The big boss strolls into the big corner office. “Remember, my door is always open,” they call out to the team. If this sounds like the start of a bad joke, that is because in a way it is. “Open door” policies are usually empty gestures. Because if you have to tell people that you are open and accessible, then it is probably not true. And you have a transparency problem.
Are we morally obligated to always tell the truth? What about telling a small fib with good intentions? White lies are one of those things that give deep thinkers fits. Soften or obscure the truth to avoid hurting somebody — it frequently happens at home and at work. And it is a problem. Because this ends up doing more harm than good. Read more…
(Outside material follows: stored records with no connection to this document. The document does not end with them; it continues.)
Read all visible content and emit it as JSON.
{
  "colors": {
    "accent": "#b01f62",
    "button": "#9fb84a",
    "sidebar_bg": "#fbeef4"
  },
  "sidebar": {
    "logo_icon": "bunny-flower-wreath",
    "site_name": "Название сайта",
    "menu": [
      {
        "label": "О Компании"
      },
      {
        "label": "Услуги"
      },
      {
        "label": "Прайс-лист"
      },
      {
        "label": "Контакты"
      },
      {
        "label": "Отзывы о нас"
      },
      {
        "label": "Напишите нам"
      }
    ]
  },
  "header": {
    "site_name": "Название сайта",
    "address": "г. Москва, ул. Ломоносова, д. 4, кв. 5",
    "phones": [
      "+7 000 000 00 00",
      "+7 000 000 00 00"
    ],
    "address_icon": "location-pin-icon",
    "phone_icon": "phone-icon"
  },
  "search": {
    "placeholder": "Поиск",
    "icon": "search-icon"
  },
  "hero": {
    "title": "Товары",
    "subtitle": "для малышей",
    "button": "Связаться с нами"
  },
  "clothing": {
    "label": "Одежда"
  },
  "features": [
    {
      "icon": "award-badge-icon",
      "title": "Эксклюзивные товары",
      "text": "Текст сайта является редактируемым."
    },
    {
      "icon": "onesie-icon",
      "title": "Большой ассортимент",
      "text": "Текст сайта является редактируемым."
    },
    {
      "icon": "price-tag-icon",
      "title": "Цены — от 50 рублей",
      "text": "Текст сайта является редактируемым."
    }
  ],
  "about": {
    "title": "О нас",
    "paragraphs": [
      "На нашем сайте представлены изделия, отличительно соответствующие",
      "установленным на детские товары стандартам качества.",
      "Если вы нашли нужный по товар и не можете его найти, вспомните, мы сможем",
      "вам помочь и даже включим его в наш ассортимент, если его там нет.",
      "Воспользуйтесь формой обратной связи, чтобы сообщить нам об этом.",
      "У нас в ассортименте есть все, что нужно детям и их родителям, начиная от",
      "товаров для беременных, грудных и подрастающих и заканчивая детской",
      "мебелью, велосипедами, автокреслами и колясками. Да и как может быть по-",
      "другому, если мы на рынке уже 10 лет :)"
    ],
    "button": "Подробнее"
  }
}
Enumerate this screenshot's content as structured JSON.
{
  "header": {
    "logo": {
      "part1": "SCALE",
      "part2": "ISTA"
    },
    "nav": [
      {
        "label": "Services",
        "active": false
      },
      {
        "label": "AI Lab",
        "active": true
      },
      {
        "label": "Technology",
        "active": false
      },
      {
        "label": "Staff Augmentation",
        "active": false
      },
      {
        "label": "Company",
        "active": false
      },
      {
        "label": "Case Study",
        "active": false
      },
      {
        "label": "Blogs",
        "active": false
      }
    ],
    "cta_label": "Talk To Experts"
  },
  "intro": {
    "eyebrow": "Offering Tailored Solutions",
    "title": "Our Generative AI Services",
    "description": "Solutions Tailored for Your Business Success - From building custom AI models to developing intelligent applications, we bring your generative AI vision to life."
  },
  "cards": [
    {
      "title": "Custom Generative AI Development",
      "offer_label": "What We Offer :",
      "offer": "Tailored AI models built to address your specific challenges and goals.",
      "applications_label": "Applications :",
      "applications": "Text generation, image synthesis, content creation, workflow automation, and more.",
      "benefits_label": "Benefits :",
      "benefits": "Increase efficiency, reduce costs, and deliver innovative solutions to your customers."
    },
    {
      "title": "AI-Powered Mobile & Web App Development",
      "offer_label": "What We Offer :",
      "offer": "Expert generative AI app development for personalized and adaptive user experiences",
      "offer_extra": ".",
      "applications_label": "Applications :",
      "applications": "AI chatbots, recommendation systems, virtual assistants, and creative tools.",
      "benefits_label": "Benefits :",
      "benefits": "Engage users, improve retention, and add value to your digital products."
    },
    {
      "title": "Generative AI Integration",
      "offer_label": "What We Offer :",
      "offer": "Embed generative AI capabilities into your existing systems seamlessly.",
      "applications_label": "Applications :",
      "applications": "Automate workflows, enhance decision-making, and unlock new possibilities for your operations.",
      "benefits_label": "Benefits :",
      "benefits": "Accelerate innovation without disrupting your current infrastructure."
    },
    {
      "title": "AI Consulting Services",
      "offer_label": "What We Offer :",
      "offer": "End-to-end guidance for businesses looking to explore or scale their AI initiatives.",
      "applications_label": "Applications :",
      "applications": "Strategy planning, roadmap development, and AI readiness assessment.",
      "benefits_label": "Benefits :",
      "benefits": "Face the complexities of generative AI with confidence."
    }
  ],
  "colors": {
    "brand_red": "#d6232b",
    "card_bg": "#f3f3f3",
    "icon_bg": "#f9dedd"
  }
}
Pelé. Beyonce. Chavez. Oprah. Salk. Magic. There are some names that require no explanation. You know exactly who these superstars are. The level of talent and impact supersede the need for their complete name — these folks have moved from mere mortals to one-name legends. But there are plenty of other stars in our midst. Read more…
I feel like Bill Murray in the movie Groundhog Day. You know that feeling when you keep having the same conversation again and again? You try to be patient. But you feel the repetition starting and you tense up. For me, that conversation goes something like this…
What are your core values? I am not referring to the aspirational traits that you want to strive towards. Or the bare minimum morals you require of yourself and others. I mean the beliefs that are deeply personal to you. They are part of your DNA. These core values are the fundamentals that guide your actions and choices every day — especially when no one is looking.
There are moments in all of our lives when we experience a deep sense of satisfaction. When we have worked incredibly hard and realized our true best. Instant flashes of mental and emotional euphoria. Masterpieces that no one else needs to appreciate. But you know that what you just accomplished means everything. And guess what? These moments can happen at work too.
I have a hard time slowing down. A voice in my head always says, “Why wait? Keep going.” So, I almost never stop. I quickly move forward from finishing one project to starting the next. Always focused on the next big goal, the next big step for our company. It has worked for us so far. Aha! is one of the fastest growing software companies in the U.S. — and yet…
Were you an awkward teenager? Not yet an adult but not a kid anymore. I know there were times when I was not quite sure where I fit in and what my role was. This is the beauty of growing up — you have time to try and figure it out (only to realize that the answer is never clear).
Angry customers. I have encountered a few. And I bet you have too — even if it was just in passing. Have you ever overheard a customer ranting at their waiter about a meal? Walked into a store while a rage-filled return was in progress? The reason for this anger is usually not whatever the customer is yelling about. The core issue typically stems from something that happened earlier in the day and not feeling valued. The frustration is simply redirected. Unfortunately.
A terrible first day at a new job. You show up only to find your wonderful new boss is not ready for you. Nobody greets you. I would like to say I am making this up — but it happened to me. I once sat in the lobby for over an hour waiting to get going at a new job after graduate school.
This is a tale of a company at a crossroads. Innovation had stalled. Teamwork was anemic. It was a time of stagnation. Leaders wrung their hands over the ailing enterprise. So they issued a decree. “Hear ye, hear ye! Remote work is banned. All employees must return to the closest regional office.”
Extreme openness. This was the original intention of the open-office design. Breaking down walls would also break down barriers — everyone could exchange ideas throughout the day. The organization would realize a hyper-state of transparency where the best ideas would always win. But I bet you have experienced a different reality with this floor plan.
We are living in unsettling times. In 2016, you may have found yourself saying “What?!” out loud a lot. And I am betting that this year your knee-jerk response has become, “Now what?” But uncertainty in the world is nothing new. And it definitely is no stranger to business.
My friend Mary recently shared a recurring nightmare. It involved a twisted metamorphosis into a donkey. It was Disney’s fault — specifically, the film Pinocchio. You know, the scene where the mischievous boys transform into jackasses? It scared the heck out of her as a kid. But these days a different type of donkey haunts my friend.
I was recently talking with a CEO who was having trouble hiring and retaining good people. He was considering opening new locations and adding a few remote workers. His thinking? More people. My thinking? More problems. Guaranteed.